The Great Lakes region has spent millions trying to get rid of the mussels, which clog up pipes at utility plants, factories and water treatment facilities. These finger-like shellfish also are endangering industrial, agricultural and municipal water supplies and could become a costly nuisance for freshwater shipping, boating and clamming.
In Brevard County, Walters and Hoffman have studied three other non-native sessile – or fixed – species for the past five years. They are the green mussel, the charru mussel and the pink barnacle. All have been found growing on local oyster reefs, and they’ve spread as far north as South Carolina.
Grants from United States Department of Agriculture, the Indian River Lagoon National Estuary Program and The Nature Conservancy help the UCF team track the different species. The team will continue to monitor the Indian River Lagoon and 100 other waterways that they check twice every year to study the spread of non-native species.
Although it may take some time, they expect to solve the mystery of this latest invader.
“We are working on it,” said Sarah Cohen, an associate professor at San Francisco State University’s Romberg Tiburon Center who joined the search this year. “Thus far, it does not match samples currently in our genetics database, so it is not one of the readily known invasives. We are adding additional samples from other warmer water locations to our database for comparison.”
The U.S. Geological Survey, which tracks nonnative species found throughout the United States doesn’t have a record of the new ascidian either.
Despite these hurdles, researchers say they’ve already learned some important clues about this mystery sea creature – it doesn’t like the cold.

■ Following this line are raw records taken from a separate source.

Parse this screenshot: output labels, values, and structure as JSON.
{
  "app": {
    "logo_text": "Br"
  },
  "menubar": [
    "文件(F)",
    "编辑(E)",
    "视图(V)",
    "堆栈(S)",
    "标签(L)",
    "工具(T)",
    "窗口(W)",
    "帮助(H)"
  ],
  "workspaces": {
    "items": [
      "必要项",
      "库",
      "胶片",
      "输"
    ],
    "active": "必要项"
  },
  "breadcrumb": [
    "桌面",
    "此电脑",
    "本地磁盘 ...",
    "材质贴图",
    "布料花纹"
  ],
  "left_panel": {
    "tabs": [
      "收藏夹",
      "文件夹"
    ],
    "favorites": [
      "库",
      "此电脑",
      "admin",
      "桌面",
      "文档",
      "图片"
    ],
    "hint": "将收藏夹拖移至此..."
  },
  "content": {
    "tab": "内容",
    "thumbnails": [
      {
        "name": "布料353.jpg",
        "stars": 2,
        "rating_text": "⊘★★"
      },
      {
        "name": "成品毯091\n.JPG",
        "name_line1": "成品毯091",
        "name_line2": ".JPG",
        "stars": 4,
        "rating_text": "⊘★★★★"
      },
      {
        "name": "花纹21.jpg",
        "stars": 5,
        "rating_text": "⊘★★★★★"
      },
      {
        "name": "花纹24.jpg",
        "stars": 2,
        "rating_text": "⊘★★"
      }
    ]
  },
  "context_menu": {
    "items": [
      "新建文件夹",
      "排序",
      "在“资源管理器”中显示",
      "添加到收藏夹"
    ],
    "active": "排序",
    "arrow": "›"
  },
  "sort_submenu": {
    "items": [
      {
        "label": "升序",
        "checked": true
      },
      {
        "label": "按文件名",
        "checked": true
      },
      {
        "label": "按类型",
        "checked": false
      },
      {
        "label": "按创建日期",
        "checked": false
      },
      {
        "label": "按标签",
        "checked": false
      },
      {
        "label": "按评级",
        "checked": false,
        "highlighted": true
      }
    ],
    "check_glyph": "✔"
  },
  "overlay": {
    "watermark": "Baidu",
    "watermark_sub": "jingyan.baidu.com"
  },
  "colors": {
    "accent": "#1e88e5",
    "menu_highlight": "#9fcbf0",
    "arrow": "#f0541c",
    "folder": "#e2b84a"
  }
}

“The cold weather snaps in December and January seemed to have greatly reduced the abundance of the new sea squirt,” Walters said. “We are having fewer sightings now, and that’s a good thing. However, with warmer weather on the way, new individuals may be found again.”